Set down every entry once more, character for character.
■ ■ ■ ■ ■
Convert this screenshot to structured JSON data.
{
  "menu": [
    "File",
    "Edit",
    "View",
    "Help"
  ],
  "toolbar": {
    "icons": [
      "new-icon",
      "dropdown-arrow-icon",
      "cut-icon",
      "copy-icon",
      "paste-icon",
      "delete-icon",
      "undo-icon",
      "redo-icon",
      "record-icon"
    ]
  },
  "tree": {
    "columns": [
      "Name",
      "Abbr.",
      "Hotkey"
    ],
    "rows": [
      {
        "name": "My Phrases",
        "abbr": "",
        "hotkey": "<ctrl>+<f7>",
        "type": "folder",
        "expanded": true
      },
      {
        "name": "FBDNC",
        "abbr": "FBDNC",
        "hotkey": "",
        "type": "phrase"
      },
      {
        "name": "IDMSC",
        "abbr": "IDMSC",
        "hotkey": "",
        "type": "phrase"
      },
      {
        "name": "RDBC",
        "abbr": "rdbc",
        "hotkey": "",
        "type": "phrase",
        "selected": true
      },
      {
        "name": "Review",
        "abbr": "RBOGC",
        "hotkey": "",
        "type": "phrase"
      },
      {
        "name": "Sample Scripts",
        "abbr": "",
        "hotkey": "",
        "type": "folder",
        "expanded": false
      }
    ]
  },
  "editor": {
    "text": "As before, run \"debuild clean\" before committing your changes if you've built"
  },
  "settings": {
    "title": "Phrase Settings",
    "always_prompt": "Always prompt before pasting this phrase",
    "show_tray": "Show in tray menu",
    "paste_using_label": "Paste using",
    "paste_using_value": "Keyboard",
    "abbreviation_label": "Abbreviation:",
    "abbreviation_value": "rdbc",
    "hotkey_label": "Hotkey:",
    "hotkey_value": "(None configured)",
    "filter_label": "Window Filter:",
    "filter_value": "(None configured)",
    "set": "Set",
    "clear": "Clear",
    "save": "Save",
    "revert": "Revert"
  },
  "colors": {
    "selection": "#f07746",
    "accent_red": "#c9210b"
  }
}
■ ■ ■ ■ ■
_Output of the task_
Convert this screenshot to structured JSON data.
{
  "menu": [
    "File",
    "Edit",
    "View",
    "Help"
  ],
  "toolbar": {
    "icons": [
      "new-icon",
      "dropdown-arrow-icon",
      "cut-icon",
      "copy-icon",
      "paste-icon",
      "delete-icon",
      "undo-icon",
      "redo-icon",
      "record-icon"
    ]
  },
  "tree": {
    "columns": [
      "Name",
      "Abbr.",
      "Hotkey"
    ],
    "rows": [
      {
        "name": "My Phrases",
        "abbr": "",
        "hotkey": "<ctrl>+<f7>",
        "type": "folder",
        "expanded": true
      },
      {
        "name": "FBDNC",
        "abbr": "FBDNC",
        "hotkey": "",
        "type": "phrase"
      },
      {
        "name": "IDMSC",
        "abbr": "IDMSC",
        "hotkey": "",
        "type": "phrase"
      },
      {
        "name": "RDBC",
        "abbr": "rdbc",
        "hotkey": "",
        "type": "phrase",
        "selected": true
      },
      {
        "name": "Review",
        "abbr": "RBOGC",
        "hotkey": "",
        "type": "phrase"
      },
      {
        "name": "Sample Scripts",
        "abbr": "",
        "hotkey": "",
        "type": "folder",
        "expanded": false
      }
    ]
  },
  "editor": {
    "text": "As before, run \"debuild clean\" before committing your changes if you've built"
  },
  "settings": {
    "title": "Phrase Settings",
    "always_prompt": "Always prompt before pasting this phrase",
    "show_tray": "Show in tray menu",
    "paste_using_label": "Paste using",
    "paste_using_value": "Keyboard",
    "abbreviation_label": "Abbreviation:",
    "abbreviation_value": "rdbc",
    "hotkey_label": "Hotkey:",
    "hotkey_value": "(None configured)",
    "filter_label": "Window Filter:",
    "filter_value": "(None configured)",
    "set": "Set",
    "clear": "Clear",
    "save": "Save",
    "revert": "Revert"
  },
  "colors": {
    "selection": "#f07746",
    "accent_red": "#c9210b"
  }
}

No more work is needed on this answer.